The police had applied to the court for access to raw footage allegedly showing Tsang being beaten up by seven officers and assaulting police with liquid during the pro-democracy Occupy protests in 2014. It also asked for the identities of the relevant photographers. The media outlets the requests were made to included the parent companies of Television Broadcasts Limited (TVB), Asia Television Limited (ATV), Apple Daily, i-Cable and Now TV’s parent company, Sing Tao Daily reported.

Ken Tsang. File Photo: Stand News.

The court rejected the request last week on the basis that it had not been shown to be necessary in the public interest. The need for the evidence had also been questioned earlier. However, i-Cable News challenged the conduct of the police’s court application by the Department of Justice, arguing that insufficient grounds were given for the application and that the wrong respondent was repeatedly listed, RTHK reported.

The Honourable Judge Judianna Barnes Wai-ling said on Monday that the originating summons sent to i-Cable on December 31, 2015 had listed the wrong respondent, and that this was not corrected until the case was under review, even though the mistake had been pointed out earlier.
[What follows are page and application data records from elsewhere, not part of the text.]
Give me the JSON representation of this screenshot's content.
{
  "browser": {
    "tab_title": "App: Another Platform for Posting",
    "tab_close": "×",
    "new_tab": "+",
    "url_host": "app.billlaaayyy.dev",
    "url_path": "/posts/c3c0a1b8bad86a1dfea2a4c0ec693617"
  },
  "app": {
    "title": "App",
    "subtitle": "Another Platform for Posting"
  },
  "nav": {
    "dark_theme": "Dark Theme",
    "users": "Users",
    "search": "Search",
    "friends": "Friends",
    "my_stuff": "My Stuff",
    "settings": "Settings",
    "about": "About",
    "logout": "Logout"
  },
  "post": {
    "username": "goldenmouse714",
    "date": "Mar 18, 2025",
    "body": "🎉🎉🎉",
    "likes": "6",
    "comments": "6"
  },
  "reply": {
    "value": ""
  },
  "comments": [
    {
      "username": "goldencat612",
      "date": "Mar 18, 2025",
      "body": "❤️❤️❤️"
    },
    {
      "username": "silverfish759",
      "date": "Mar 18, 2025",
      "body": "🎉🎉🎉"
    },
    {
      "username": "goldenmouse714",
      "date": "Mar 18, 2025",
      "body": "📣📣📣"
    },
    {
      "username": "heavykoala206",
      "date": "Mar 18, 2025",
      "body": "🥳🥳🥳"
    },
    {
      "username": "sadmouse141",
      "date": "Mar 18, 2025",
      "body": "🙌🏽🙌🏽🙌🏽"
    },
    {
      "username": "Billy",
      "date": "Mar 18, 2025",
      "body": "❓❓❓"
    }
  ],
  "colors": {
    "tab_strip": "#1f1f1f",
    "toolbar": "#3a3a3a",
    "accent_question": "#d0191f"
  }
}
She also said that i-Cable had the right to know the details of the relevant footage requested, but the police failed to provide this.

The court ruled in favour of i-Cable News on Monday morning and ordered the police to pay the court hearing fees as well as punitive damages.

Tsang was filmed apparently being kicked and punched by seven police officers in a “dark corner” in Tamar, Admiralty during the Occupy protests in 2014. On the same day, Tsang allegedly assaulted 11 police officers by pouring water onto them from the embankment of the underpass at Lung Wo Road, then resisted arrest by four officers.

Karen is a journalist and writer covering politics and legal affairs in Hong Kong for HKFP. She has also written features on human rights, public space, regional legal developments, social and grassroots activism, and arts & culture. She is a BA and LLB graduate from the University of Hong Kong.